--- Records supplied ---

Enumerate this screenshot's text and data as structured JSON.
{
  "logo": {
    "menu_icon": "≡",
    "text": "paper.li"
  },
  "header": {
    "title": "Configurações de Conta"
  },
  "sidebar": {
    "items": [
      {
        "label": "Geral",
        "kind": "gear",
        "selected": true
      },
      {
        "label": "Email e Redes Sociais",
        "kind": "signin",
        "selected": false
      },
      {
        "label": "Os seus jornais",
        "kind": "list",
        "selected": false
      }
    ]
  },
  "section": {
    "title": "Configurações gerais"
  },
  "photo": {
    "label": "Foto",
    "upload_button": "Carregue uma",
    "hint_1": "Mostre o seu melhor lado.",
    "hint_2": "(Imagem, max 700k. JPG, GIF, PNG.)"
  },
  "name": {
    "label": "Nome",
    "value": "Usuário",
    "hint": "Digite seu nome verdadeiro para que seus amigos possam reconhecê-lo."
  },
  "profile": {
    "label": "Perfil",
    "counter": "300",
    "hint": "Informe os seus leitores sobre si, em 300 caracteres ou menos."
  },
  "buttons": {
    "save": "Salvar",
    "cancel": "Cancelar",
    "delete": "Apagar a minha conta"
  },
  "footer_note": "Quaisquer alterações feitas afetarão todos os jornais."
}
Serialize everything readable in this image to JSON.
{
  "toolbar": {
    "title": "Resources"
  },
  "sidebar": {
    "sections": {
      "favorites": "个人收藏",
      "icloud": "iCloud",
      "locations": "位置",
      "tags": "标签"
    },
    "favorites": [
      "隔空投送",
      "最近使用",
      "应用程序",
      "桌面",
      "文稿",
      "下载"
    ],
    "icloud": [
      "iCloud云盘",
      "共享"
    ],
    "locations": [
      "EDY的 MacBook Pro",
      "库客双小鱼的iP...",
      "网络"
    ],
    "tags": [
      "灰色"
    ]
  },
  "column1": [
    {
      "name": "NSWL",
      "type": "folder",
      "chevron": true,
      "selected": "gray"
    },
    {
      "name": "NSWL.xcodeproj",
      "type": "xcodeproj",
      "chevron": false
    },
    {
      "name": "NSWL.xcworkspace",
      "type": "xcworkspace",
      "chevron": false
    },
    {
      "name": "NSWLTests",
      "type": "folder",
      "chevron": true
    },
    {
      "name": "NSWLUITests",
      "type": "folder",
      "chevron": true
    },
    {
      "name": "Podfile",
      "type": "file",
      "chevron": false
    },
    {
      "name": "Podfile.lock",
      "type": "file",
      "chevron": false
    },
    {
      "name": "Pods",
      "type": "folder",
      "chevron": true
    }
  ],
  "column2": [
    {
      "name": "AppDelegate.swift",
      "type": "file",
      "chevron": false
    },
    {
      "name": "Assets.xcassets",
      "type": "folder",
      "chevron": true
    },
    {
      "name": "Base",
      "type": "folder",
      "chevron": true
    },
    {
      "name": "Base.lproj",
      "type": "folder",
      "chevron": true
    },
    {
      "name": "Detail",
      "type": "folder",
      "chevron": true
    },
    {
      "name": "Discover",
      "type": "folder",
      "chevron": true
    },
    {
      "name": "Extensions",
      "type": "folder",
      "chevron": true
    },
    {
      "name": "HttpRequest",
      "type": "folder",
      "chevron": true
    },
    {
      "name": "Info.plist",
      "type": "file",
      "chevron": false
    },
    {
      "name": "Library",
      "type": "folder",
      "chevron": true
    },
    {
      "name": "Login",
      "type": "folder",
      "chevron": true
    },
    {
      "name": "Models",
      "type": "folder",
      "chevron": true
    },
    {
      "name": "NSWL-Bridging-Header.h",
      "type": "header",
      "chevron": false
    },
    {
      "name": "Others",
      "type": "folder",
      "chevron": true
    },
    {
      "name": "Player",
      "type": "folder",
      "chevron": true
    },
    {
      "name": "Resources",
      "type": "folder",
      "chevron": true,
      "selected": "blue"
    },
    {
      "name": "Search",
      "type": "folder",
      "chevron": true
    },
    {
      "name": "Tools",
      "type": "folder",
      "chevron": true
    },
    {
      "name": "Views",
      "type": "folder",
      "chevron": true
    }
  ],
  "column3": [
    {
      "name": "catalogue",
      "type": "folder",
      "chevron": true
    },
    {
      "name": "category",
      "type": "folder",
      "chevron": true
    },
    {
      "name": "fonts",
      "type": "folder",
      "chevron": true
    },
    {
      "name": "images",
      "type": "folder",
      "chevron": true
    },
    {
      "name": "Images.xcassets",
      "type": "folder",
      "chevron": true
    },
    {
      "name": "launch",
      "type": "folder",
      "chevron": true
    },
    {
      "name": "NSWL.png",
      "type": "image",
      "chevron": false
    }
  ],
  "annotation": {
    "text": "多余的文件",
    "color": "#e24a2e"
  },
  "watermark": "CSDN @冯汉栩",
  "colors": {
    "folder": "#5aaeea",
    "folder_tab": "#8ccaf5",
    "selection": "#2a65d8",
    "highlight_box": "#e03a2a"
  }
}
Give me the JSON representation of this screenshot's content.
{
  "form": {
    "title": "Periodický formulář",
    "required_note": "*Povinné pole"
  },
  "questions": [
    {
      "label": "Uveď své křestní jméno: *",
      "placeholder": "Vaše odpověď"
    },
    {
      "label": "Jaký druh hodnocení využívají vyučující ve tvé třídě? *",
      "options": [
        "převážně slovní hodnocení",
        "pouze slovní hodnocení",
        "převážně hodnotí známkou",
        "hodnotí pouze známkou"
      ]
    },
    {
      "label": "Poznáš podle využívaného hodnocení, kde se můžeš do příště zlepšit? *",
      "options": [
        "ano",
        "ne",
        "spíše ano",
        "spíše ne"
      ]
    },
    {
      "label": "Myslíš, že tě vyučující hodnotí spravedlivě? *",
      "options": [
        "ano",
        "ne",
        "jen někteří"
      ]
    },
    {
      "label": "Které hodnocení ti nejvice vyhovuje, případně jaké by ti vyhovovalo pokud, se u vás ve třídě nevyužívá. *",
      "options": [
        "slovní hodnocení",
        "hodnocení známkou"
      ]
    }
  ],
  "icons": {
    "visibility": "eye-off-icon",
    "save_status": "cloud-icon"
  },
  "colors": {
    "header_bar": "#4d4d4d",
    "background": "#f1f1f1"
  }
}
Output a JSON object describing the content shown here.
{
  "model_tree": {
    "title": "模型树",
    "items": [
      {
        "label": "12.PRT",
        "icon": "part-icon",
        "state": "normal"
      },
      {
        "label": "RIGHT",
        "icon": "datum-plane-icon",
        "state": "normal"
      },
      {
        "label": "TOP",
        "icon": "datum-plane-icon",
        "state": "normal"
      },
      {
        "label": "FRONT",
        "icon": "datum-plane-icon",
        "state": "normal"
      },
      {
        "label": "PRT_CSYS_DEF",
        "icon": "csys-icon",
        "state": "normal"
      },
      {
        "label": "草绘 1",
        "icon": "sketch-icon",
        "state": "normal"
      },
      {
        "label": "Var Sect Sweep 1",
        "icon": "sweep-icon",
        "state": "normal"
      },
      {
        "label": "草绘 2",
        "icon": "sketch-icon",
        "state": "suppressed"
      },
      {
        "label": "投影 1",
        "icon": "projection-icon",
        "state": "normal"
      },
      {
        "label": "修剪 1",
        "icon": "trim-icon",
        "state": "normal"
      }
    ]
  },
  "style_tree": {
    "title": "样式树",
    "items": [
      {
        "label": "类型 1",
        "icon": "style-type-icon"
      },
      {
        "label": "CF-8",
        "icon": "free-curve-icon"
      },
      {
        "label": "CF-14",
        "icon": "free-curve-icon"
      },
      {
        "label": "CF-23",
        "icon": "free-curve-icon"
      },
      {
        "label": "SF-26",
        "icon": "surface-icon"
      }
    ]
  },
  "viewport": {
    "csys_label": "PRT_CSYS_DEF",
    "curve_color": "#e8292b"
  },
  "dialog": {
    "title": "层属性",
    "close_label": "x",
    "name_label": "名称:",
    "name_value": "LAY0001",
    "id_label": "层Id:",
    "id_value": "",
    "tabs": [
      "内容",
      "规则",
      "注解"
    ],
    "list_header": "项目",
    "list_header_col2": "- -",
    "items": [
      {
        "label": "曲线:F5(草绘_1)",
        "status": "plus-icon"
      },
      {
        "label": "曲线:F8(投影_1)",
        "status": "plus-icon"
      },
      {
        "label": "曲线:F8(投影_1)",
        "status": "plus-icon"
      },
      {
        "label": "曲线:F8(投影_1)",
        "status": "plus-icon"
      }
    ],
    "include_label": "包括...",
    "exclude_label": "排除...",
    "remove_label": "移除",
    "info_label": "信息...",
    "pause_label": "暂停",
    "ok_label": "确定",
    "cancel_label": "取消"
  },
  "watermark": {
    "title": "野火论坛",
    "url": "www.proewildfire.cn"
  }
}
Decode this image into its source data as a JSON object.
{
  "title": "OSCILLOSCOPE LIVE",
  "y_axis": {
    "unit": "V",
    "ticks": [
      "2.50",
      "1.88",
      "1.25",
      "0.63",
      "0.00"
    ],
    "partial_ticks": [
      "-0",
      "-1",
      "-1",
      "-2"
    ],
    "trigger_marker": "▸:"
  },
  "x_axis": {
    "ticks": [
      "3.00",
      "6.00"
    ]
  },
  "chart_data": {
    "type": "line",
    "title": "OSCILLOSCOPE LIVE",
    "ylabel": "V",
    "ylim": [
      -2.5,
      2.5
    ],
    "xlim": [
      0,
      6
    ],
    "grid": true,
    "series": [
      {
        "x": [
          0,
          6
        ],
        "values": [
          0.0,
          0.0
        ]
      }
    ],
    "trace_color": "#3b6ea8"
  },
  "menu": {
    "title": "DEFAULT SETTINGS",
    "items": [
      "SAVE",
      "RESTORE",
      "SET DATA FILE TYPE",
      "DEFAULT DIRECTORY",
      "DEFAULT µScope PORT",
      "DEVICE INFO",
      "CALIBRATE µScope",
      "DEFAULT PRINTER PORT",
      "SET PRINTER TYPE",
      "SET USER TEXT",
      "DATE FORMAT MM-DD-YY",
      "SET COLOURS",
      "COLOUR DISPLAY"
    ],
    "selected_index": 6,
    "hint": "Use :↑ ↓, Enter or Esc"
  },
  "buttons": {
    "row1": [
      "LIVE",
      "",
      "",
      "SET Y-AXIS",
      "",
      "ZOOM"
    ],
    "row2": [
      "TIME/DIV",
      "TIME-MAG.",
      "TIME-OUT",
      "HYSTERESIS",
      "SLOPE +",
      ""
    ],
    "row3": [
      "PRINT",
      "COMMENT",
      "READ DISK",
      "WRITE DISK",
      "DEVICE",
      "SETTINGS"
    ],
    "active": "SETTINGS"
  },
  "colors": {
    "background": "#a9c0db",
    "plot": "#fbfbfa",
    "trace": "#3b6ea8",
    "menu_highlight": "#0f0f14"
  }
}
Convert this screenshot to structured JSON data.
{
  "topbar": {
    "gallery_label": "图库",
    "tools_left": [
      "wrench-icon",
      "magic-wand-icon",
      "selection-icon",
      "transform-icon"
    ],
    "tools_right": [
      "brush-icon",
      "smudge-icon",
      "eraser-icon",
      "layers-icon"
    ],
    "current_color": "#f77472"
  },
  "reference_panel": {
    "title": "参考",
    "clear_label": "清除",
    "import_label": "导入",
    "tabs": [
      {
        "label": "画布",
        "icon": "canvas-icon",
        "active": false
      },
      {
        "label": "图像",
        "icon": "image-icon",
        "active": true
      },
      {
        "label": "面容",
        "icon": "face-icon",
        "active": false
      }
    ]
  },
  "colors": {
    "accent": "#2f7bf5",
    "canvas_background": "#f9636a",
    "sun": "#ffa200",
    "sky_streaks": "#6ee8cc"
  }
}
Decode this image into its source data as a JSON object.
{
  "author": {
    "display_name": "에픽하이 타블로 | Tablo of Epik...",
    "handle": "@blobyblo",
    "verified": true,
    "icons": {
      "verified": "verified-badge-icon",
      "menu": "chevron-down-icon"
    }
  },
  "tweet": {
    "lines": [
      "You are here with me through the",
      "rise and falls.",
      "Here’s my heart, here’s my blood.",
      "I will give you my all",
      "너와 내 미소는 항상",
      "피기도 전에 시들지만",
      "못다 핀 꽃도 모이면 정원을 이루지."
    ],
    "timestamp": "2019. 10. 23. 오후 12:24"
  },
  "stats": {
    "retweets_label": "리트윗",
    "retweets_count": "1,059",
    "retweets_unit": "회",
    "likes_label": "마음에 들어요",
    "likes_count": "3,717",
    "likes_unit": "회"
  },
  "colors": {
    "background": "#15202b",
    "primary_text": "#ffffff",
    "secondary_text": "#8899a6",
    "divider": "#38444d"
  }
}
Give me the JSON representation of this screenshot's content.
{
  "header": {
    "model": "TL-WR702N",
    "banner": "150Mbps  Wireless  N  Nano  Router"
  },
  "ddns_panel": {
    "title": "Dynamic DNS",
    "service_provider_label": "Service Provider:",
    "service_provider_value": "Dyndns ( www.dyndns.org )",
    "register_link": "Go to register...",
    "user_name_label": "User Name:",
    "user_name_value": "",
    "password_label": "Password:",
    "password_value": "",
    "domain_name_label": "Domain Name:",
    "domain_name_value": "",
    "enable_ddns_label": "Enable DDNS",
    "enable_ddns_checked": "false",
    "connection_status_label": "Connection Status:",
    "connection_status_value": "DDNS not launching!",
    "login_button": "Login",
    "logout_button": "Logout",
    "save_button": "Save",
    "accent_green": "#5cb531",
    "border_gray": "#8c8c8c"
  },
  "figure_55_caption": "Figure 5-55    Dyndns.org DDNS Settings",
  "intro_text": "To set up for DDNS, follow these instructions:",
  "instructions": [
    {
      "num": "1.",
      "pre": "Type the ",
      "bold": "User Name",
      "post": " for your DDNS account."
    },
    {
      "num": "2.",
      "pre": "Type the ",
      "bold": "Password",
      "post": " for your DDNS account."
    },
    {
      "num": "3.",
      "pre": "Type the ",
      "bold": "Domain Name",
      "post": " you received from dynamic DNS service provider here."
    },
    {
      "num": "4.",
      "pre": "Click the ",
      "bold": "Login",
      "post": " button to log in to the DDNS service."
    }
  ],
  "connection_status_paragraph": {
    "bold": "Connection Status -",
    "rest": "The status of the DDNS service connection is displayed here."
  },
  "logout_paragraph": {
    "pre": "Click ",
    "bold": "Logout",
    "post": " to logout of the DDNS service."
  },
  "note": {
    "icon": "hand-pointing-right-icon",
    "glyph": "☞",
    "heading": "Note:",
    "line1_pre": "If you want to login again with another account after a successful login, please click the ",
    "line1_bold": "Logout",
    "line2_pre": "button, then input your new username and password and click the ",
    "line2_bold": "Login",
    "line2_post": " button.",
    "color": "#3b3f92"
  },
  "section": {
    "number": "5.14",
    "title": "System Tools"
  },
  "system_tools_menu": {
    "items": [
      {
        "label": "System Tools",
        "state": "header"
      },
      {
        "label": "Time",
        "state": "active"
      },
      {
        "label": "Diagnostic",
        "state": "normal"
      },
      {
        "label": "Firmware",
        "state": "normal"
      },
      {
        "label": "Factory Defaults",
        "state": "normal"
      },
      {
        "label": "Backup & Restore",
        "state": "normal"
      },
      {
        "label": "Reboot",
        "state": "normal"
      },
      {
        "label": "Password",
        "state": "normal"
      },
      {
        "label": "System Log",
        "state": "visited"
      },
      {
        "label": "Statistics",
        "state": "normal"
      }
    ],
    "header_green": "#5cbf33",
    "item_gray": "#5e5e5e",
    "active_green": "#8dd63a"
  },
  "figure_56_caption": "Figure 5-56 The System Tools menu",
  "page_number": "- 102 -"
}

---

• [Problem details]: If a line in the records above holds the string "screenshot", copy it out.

• [The answer]:
Enumerate this screenshot's text and data as structured JSON.
Give me the JSON representation of this screenshot's content.
Convert this screenshot to structured JSON data.
Give me the JSON representation of this screenshot's content.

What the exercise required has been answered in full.